Course Hero. "Democracy in America Study Guide." Course Hero. 31 Aug. 2017. Web. 14 Dec. 2018. <https://www.coursehero.com/lit/Democracy-in-America/>.
Course Hero. (2017, August 31). Democracy in America Study Guide. In Course Hero. Retrieved December 14, 2018, from https://www.coursehero.com/lit/Democracy-in-America/
(Course Hero, 2017)
Course Hero. "Democracy in America Study Guide." August 31, 2017. Accessed December 14, 2018. https://www.coursehero.com/lit/Democracy-in-America/.
Course Hero, "Democracy in America Study Guide," August 31, 2017, accessed December 14, 2018, https://www.coursehero.com/lit/Democracy-in-America/.
Freedom of the Press
Tocqueville's most extended discussion of freedom of the press occurs in Volume 1, Part 2, Chapter 3. He claims that the press "modifies not only laws, but mores." Press freedom is to be cherished for the evils it prevents. It is strongly linked to sovereignty of the people. It is extremely rare to see a legal prosecution of the press in America. Newspapers there are so widespread that almost every small town has one. Although each newspaper may have limited power individually, "the periodical press is still, after the people, the first of powers." In Volume 2, Part 2, Chapter 6, Tocqueville supplements his discussion with an analysis of the links between newspapers and associations, or voluntary groups. In this analysis, he asserts that "newspapers become more necessary as men are more equal and individualism more to be feared." Newspapers, affirms Tocqueville, "serve not only to guarantee freedom; they maintain civilization."

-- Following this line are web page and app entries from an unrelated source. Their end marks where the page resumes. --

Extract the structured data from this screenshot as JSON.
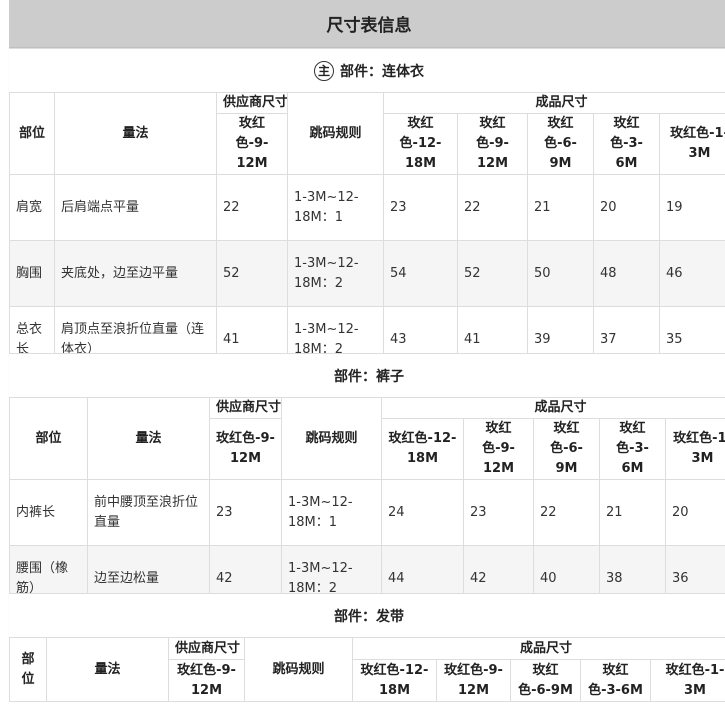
{
  "title": "尺寸表信息",
  "main_badge": "主",
  "columns": {
    "part": "部位",
    "method": "量法",
    "supplier": "供应商尺寸",
    "rule": "跳码规则",
    "finished": "成品尺寸",
    "supplier_size": "玫红色-9-12M",
    "sizes": [
      "玫红色-12-18M",
      "玫红色-9-12M",
      "玫红色-6-9M",
      "玫红色-3-6M",
      "玫红色-1-3M"
    ]
  },
  "sections": [
    {
      "title": "部件：连体衣",
      "rows": [
        {
          "part": "肩宽",
          "method": "后肩端点平量",
          "supplier": "22",
          "rule": "1-3M~12-18M：1",
          "values": [
            "23",
            "22",
            "21",
            "20",
            "19"
          ]
        },
        {
          "part": "胸围",
          "method": "夹底处，边至边平量",
          "supplier": "52",
          "rule": "1-3M~12-18M：2",
          "values": [
            "54",
            "52",
            "50",
            "48",
            "46"
          ]
        },
        {
          "part": "总衣长",
          "method": "肩顶点至浪折位直量（连体衣）",
          "supplier": "41",
          "rule": "1-3M~12-18M：2",
          "values": [
            "43",
            "41",
            "39",
            "37",
            "35"
          ]
        }
      ]
    },
    {
      "title": "部件：裤子",
      "rows": [
        {
          "part": "内裤长",
          "method": "前中腰顶至浪折位直量",
          "supplier": "23",
          "rule": "1-3M~12-18M：1",
          "values": [
            "24",
            "23",
            "22",
            "21",
            "20"
          ]
        },
        {
          "part": "腰围（橡筋）",
          "method": "边至边松量",
          "supplier": "42",
          "rule": "1-3M~12-18M：2",
          "values": [
            "44",
            "42",
            "40",
            "38",
            "36"
          ]
        }
      ]
    },
    {
      "title": "部件：发带",
      "rows": []
    }
  ]
}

Freedom of Assembly
Tocqueville discusses this strength of democracy in Volume 1, Part 2, Chapter 4, using the phrase "political association" to designate freedom of peaceable assembly. Like freedom of the press, the right to assemble is enshrined in the First Amendment to the U.S. Constitution. Tocqueville finds that the right to assemble in America for political goals "is unlimited." Freedom of association serves as an important deterrent to the tyranny of the majority. American political associations, in contrast to European associations, are generally peaceful. They formulate well-defined objectives, and they employ legal means. In Tocqueville's own time, freedom of assembly in Europe could not be taken for granted. In France, for example, gatherings of 20 or more people were declared illegal in 1810—a prohibition that was reaffirmed by the July Monarchy in 1834.
In Volume 2, Part 2, Chapter 5, Tocqueville discusses the ways in which Americans cooperate in numerous nonpolitical associations, or civic groups. In England, by contrast, such associations are few. Americans, according to Tocqueville, are limited and even ineffectual when they act alone, but when they come together to further a cause, such as building a hospital, a church, or a school, they achieve much. "In democratic countries," he says, "the science of associations is the mother science."

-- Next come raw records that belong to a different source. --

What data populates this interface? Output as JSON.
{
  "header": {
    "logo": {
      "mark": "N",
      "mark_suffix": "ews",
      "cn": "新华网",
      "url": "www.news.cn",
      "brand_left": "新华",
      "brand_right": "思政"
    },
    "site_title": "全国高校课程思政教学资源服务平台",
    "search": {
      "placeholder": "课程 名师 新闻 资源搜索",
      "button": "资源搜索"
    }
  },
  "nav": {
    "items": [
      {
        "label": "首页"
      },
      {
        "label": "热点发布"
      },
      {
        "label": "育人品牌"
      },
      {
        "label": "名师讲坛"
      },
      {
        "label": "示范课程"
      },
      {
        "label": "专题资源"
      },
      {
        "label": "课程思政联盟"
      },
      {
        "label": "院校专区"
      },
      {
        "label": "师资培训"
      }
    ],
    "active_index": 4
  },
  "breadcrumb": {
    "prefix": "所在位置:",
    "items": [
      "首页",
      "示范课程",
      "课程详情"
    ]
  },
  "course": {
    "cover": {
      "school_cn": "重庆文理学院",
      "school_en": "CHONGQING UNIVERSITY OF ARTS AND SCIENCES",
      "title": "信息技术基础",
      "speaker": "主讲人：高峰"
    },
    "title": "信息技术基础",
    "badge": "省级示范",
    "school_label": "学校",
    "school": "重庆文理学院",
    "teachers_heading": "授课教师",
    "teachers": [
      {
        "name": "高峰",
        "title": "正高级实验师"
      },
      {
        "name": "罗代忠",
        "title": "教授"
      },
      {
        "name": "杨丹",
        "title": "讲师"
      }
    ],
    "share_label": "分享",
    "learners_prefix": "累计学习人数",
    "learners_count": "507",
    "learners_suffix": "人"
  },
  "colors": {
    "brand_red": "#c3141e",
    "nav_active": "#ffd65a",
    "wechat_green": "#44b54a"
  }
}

Mistreatment of African and Native Americans
Tocqueville devotes the lengthiest chapter in his entire work to discussion of the "three races" in America (Volume 1, Part 2, Chapter 10). Both the Native Americans and the blacks have suffered from tyranny by the whites. The dispossession and displacement of Native Americans provokes Tocqueville's compassion, while the inhumanity of slavery elicits his condemnation. Tocqueville does not dismiss the possibility of secession and/or civil war. Readers should note that during Tocqueville's visit to America in 1831–32 the Nullification Crisis, involving South Carolina's fierce opposition to national tariffs, was in the political forefront. Abolitionism, or the fight against slavery, also gained an official start with the first issues of William Lloyd Garrison's periodical, The Liberator. In addition, Tocqueville's speculations on violent racial conflict coincided with the bloody slave revolt led by Nat Turner in Virginia.Zealotry for Material Well-BeingTocqueville often singles out Americans as materially and commercially motivated. Although the doctrine of "self-interest well understood" generally allows Americans to "combine their own well-being with that of their fellow citizens" (Volume 2, Part 2, Chapter 8), it is still possible, according to Tocqueville, to envision an aristocracy that issues from industry (Volume 2, Part 2, Chapter 20). If employers and workers settle into a complacent relationship of command and obedience, a "manufacturing aristocracy" might result. Such a social development would, in Tocqueville's view, be far more objectionable than old-fashioned social aristocracy. Paradoxically, it would come about through lassitude and excessive commitment to material well-being. Another danger diagnosed by Tocqueville is the gradual surrender by people of their powers of independent thought. Beguiled by a government attending to their every material want, citizens in a democracy may be tempted to yield their free will to a "mild despotism."